This Persan from the Isère was produced by the fantastic Nicolas Gonin. Fruit was destemmed before a seventeen day maceration. Bottled without fining or filtration. This Persan has dark violet color. On the nose, it shows a full force of aromas, with black cherry, plum and red apple. Above the fruit are expressive nuances of espresso, mint, and smoke. The palate is absolutely Alpine in character, with a salty, mineral core that drives flavors of cassis and blackberry. On the wine’s finish, orange peel, black pepper, and dark cocoa appear. I found the structure to be incredibly engaging, with an initial edge that softens with air. After a few hours, a full and tender tannic form develops. David Hatzopoulos

  • Out of Stock
  • red
  • 0 in stock
  • $26.99

  • Organic
  • Low Sulfur

Domaine Mayoussier 2019 Auberives-en-Royans Isere Syrah

Syrah planted on the outskirts of Vercors in the Isere of the French Alps. Land is worked with organic methods by hospitality professional turned winemaker, Antoine Depierre. After two weeks of fermentation the wine ages in neutral barriques.  In the glass, the color is a lighter red, with highlights of violet. The nose has fantastic fruit, showing a medley of raspberry, strawberry, and blueberry. An accent of savory cinnamon and a dash of zingy black minerals adds a lift to the denser aromas of forest berries. On the palate, slim and zesty cassis and cherry are the base for herbaceous mint and black pepper. Not a very tannic wine, it is successfully hinged to a core of great fruit and lovely acidity, and structurally softens on the tongue during a long finish.
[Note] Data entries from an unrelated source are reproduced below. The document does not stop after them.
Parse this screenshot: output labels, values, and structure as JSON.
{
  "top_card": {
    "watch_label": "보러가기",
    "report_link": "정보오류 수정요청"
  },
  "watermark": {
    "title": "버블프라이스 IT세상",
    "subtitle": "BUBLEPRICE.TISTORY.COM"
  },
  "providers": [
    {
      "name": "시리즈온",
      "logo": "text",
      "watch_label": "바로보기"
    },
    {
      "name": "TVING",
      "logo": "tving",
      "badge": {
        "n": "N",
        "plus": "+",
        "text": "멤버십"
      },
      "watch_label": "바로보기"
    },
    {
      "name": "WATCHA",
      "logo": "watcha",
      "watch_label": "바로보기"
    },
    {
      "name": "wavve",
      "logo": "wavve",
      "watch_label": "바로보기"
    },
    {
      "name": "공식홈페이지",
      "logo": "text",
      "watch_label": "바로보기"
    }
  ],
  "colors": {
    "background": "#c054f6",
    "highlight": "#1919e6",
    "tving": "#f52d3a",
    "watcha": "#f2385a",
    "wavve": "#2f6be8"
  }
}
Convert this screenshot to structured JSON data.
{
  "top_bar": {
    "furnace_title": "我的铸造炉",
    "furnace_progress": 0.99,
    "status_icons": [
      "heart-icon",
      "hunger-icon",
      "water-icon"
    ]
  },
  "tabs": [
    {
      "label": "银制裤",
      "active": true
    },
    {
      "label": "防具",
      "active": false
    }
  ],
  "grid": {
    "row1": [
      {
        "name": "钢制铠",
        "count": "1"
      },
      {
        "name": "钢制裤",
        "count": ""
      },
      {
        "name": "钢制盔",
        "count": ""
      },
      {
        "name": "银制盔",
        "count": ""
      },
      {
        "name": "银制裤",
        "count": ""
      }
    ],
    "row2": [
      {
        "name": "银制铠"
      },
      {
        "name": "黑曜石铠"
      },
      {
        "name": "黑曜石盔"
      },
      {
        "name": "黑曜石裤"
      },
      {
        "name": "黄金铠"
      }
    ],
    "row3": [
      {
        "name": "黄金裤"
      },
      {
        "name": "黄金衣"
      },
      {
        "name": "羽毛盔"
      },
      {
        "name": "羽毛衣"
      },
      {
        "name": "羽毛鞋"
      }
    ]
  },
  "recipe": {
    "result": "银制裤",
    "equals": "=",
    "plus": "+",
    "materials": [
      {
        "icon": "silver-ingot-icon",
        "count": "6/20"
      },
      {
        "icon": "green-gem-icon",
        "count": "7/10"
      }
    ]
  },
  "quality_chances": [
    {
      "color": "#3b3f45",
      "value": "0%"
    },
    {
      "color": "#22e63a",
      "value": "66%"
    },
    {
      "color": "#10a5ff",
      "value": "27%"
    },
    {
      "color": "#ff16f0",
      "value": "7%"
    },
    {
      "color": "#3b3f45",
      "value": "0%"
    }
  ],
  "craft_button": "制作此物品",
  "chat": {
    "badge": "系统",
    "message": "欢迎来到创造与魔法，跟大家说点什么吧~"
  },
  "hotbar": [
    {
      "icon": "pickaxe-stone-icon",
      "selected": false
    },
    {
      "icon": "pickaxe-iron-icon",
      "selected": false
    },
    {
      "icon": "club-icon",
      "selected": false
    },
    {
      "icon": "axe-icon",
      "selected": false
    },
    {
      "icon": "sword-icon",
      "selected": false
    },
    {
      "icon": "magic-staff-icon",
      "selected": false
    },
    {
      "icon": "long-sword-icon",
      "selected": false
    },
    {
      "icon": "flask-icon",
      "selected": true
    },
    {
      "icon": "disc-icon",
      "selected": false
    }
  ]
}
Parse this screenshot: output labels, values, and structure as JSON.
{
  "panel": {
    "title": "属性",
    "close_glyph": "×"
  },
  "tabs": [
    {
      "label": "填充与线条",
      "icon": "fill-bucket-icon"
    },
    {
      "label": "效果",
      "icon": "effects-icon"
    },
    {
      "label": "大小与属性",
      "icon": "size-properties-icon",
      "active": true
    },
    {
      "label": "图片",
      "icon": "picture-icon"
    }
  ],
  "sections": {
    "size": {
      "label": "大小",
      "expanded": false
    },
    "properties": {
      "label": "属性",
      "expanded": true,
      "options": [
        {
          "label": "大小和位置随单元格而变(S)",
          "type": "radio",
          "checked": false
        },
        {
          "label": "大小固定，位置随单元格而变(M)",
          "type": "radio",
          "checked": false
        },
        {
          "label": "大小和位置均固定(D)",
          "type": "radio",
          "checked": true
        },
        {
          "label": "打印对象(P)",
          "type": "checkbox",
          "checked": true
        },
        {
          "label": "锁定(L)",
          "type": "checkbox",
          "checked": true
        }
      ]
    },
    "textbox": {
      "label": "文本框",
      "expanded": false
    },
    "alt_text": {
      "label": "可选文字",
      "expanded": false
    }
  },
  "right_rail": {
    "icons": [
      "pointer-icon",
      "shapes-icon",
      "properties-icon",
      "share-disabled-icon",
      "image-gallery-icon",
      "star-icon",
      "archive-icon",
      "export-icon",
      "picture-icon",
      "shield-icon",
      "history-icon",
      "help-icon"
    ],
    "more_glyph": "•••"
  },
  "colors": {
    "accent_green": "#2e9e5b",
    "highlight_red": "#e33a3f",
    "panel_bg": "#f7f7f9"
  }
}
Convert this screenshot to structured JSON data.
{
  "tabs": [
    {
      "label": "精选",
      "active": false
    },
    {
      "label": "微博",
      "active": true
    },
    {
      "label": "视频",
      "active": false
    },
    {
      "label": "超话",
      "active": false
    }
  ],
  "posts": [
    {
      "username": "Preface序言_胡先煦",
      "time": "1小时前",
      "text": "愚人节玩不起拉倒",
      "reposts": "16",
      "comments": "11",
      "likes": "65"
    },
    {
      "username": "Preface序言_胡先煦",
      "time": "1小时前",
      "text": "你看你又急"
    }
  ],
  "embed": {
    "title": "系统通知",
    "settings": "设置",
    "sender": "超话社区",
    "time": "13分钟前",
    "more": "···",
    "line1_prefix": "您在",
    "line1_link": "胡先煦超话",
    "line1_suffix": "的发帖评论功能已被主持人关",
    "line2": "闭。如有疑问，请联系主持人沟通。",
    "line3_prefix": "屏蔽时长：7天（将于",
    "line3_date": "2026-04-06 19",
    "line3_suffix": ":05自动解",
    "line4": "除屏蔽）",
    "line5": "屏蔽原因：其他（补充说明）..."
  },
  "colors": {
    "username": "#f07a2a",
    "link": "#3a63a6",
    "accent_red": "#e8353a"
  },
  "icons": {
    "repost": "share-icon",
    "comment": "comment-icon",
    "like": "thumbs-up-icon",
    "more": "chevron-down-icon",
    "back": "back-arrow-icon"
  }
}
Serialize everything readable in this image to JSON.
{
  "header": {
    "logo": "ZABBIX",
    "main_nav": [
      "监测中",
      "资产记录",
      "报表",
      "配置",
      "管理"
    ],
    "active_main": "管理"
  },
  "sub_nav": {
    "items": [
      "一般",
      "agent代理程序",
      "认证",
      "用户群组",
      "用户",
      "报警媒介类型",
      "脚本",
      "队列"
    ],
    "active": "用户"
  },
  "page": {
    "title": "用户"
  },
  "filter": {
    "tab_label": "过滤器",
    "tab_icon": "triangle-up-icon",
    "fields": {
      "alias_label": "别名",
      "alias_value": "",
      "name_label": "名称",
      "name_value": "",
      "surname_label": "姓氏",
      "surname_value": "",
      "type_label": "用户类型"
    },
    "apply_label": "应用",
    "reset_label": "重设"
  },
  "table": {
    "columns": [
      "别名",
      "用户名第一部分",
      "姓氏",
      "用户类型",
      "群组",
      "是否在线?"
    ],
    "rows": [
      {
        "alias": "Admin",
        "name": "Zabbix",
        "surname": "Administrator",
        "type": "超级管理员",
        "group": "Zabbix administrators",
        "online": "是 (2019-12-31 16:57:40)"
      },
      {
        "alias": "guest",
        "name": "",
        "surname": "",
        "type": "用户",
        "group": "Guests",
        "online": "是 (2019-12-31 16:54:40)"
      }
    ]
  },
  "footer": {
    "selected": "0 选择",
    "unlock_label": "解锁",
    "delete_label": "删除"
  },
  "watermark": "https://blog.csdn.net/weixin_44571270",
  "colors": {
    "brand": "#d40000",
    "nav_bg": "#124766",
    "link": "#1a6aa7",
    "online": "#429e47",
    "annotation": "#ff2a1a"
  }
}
David Hatzopoulos

  • Out of Stock
  • red
  • 0 in stock
  • $34.99

  • Organic